Work order
Copy, from the entries below, each line in which the string "chapters" appears.

--- Records supplied ---

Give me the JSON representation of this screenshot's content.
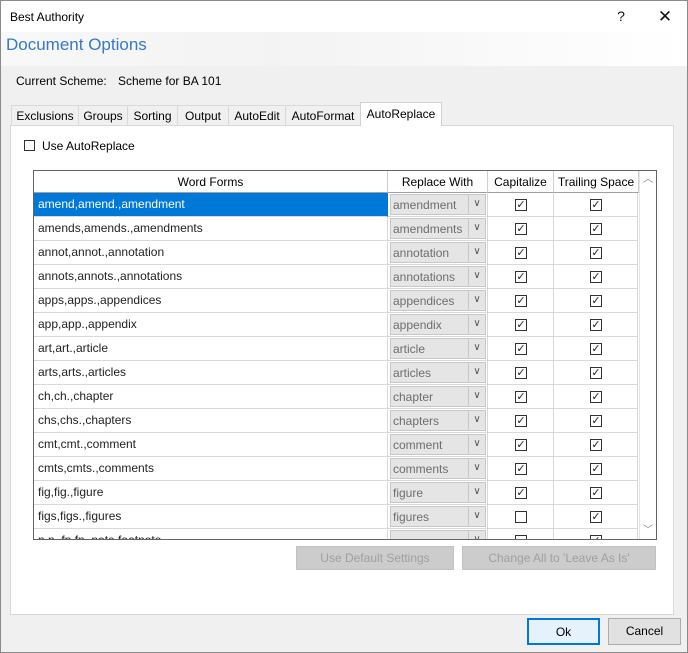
{
  "window": {
    "title": "Best Authority",
    "help_label": "?",
    "close_label": "✕"
  },
  "header": {
    "title": "Document Options",
    "scheme_label": "Current Scheme:",
    "scheme_value": "Scheme for BA 101"
  },
  "tabs": [
    {
      "label": "Exclusions",
      "active": false
    },
    {
      "label": "Groups",
      "active": false
    },
    {
      "label": "Sorting",
      "active": false
    },
    {
      "label": "Output",
      "active": false
    },
    {
      "label": "AutoEdit",
      "active": false
    },
    {
      "label": "AutoFormat",
      "active": false
    },
    {
      "label": "AutoReplace",
      "active": true
    }
  ],
  "use_autoreplace": {
    "label": "Use AutoReplace",
    "checked": false
  },
  "grid": {
    "columns": [
      "Word Forms",
      "Replace With",
      "Capitalize",
      "Trailing Space"
    ],
    "rows": [
      {
        "word_forms": "amend,amend.,amendment",
        "replace_with": "amendment",
        "capitalize": true,
        "trailing_space": true,
        "selected": true
      },
      {
        "word_forms": "amends,amends.,amendments",
        "replace_with": "amendments",
        "capitalize": true,
        "trailing_space": true
      },
      {
        "word_forms": "annot,annot.,annotation",
        "replace_with": "annotation",
        "capitalize": true,
        "trailing_space": true
      },
      {
        "word_forms": "annots,annots.,annotations",
        "replace_with": "annotations",
        "capitalize": true,
        "trailing_space": true
      },
      {
        "word_forms": "apps,apps.,appendices",
        "replace_with": "appendices",
        "capitalize": true,
        "trailing_space": true
      },
      {
        "word_forms": "app,app.,appendix",
        "replace_with": "appendix",
        "capitalize": true,
        "trailing_space": true
      },
      {
        "word_forms": "art,art.,article",
        "replace_with": "article",
        "capitalize": true,
        "trailing_space": true
      },
      {
        "word_forms": "arts,arts.,articles",
        "replace_with": "articles",
        "capitalize": true,
        "trailing_space": true
      },
      {
        "word_forms": "ch,ch.,chapter",
        "replace_with": "chapter",
        "capitalize": true,
        "trailing_space": true
      },
      {
        "word_forms": "chs,chs.,chapters",
        "replace_with": "chapters",
        "capitalize": true,
        "trailing_space": true
      },
      {
        "word_forms": "cmt,cmt.,comment",
        "replace_with": "comment",
        "capitalize": true,
        "trailing_space": true
      },
      {
        "word_forms": "cmts,cmts.,comments",
        "replace_with": "comments",
        "capitalize": true,
        "trailing_space": true
      },
      {
        "word_forms": "fig,fig.,figure",
        "replace_with": "figure",
        "capitalize": true,
        "trailing_space": true
      },
      {
        "word_forms": "figs,figs.,figures",
        "replace_with": "figures",
        "capitalize": false,
        "trailing_space": true
      },
      {
        "word_forms": "n,n.,fn,fn.,note,footnote",
        "replace_with": "",
        "capitalize": false,
        "trailing_space": true
      }
    ]
  },
  "buttons": {
    "use_default": "Use Default Settings",
    "change_all": "Change All to 'Leave As Is'",
    "ok": "Ok",
    "cancel": "Cancel"
  }
}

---

Completed task
        "word_forms": "chs,chs.,chapters",
        "replace_with": "chapters",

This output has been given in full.